In a terminal, issuing

   mpg123 -C mymusic.mp3

will play the file mymusic.mp3. The -C (or –control) option enables keyboard control. The built-in choices (which I would like variable) are ’s’ to stop, ’p’ to pause, ’f’ to jump forward to the next song, ’b’ to jump back to the beginning of the song, ’,’ to rewind, ’.’ to fast forward, and ’q’ to quit. Type ’h’ for a full list of available controls.

To avoid having multiple players open, it is possible to “killall” mpg123 playing, and the script mympg123 is as follows:

   # mympg123
   # TUNE="Angels_Unawares-Bnbc8-08.mp3"
   echo "Tune: $TUNE"
   if [[|-e $TUNE ]]; then 
   echo "OK!"
   echo "BAD FILE"
   # read TMPSTR
   killall mpg123
   # echo "Still $TUNE"
   mpg123 -C $TUNE

Instructions Display

Instructions display is done in Leafpad, which is a text editor.

To avoid the possibility that clumsy users delete files, all files in the 00_dancing directory have been given read-only permissions by using the command

   chmod 755 00_dancing/*

from the 'dancing' home directory.

CD Track Ripper

NashJc 18:03, 19 February 2010 (EST) Over the past couple of months it appears that playing a CD sometimes gives “hiccups” in the sound. This may be due to buffering or possibly vibrations due to the dancers. To overcome this, use RipTrack on the desktop. This is simply an icon launcher for

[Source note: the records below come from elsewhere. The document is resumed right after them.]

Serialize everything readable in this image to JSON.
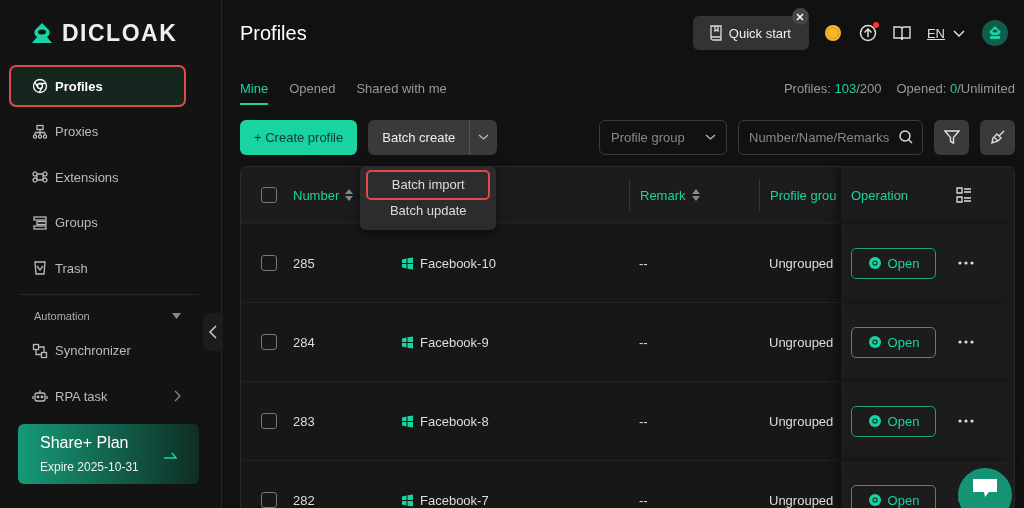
{
  "sidebar": {
    "logo": "DICLOAK",
    "items": [
      {
        "label": "Profiles",
        "selected": true,
        "highlighted": true
      },
      {
        "label": "Proxies",
        "selected": false,
        "highlighted": false
      },
      {
        "label": "Extensions",
        "selected": false,
        "highlighted": false
      },
      {
        "label": "Groups",
        "selected": false,
        "highlighted": false
      },
      {
        "label": "Trash",
        "selected": false,
        "highlighted": false
      }
    ],
    "section": {
      "label": "Automation",
      "expanded": true,
      "items": [
        {
          "label": "Synchronizer",
          "has_submenu": false
        },
        {
          "label": "RPA task",
          "has_submenu": true
        }
      ]
    },
    "plan": {
      "name": "Share+ Plan",
      "expiry": "Expire 2025-10-31"
    }
  },
  "header": {
    "title": "Profiles",
    "quick_start": "Quick start",
    "language": "EN",
    "update_badge": true
  },
  "tabs": [
    {
      "label": "Mine",
      "selected": true
    },
    {
      "label": "Opened",
      "selected": false
    },
    {
      "label": "Shared with me",
      "selected": false
    }
  ],
  "stats": {
    "profiles_label": "Profiles:",
    "profiles_used": "103",
    "profiles_total": "/200",
    "opened_label": "Opened:",
    "opened_count": "0",
    "opened_limit": "/Unlimited"
  },
  "toolbar": {
    "create": "+ Create profile",
    "batch": "Batch create",
    "group_placeholder": "Profile group",
    "search_placeholder": "Number/Name/Remarks"
  },
  "dropdown": [
    {
      "label": "Batch import",
      "highlighted": true
    },
    {
      "label": "Batch update",
      "highlighted": false
    }
  ],
  "table": {
    "all_checked": false,
    "columns": [
      {
        "label": "Number",
        "sortable": true
      },
      {
        "label": "Remark",
        "sortable": true
      },
      {
        "label": "Profile grou"
      }
    ],
    "operation": "Operation",
    "rows": [
      {
        "number": "285",
        "name": "Facebook-10",
        "remark": "--",
        "group": "Ungrouped",
        "action": "Open",
        "checked": false
      },
      {
        "number": "284",
        "name": "Facebook-9",
        "remark": "--",
        "group": "Ungrouped",
        "action": "Open",
        "checked": false
      },
      {
        "number": "283",
        "name": "Facebook-8",
        "remark": "--",
        "group": "Ungrouped",
        "action": "Open",
        "checked": false
      },
      {
        "number": "282",
        "name": "Facebook-7",
        "remark": "--",
        "group": "Ungrouped",
        "action": "Open",
        "checked": false
      }
    ]
  }
}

   ## cd2mp3 -- rip a track from a CD and put in mp3 format
   # run this in a terminal!!
   echo "Please enter the track number you wish to capture:"
   read TNUM
   echo ""
   echo "Provide a name for the track. No spaces, dots or special characters:"
   read TNAME
   echo "Full name: $XNAME"
   cdparanoia $TNUM $XNAME
   echo "Convert to MP3"
   lame $XNAME $MNAME
   echo "Move to dancing directory"
   mv $MNAME ~/00dancing
   echo "removing wav file"
   rm $XNAME
laptop_sw_setup.txt · Last modified: 2014/07/15 21:52 (external edit)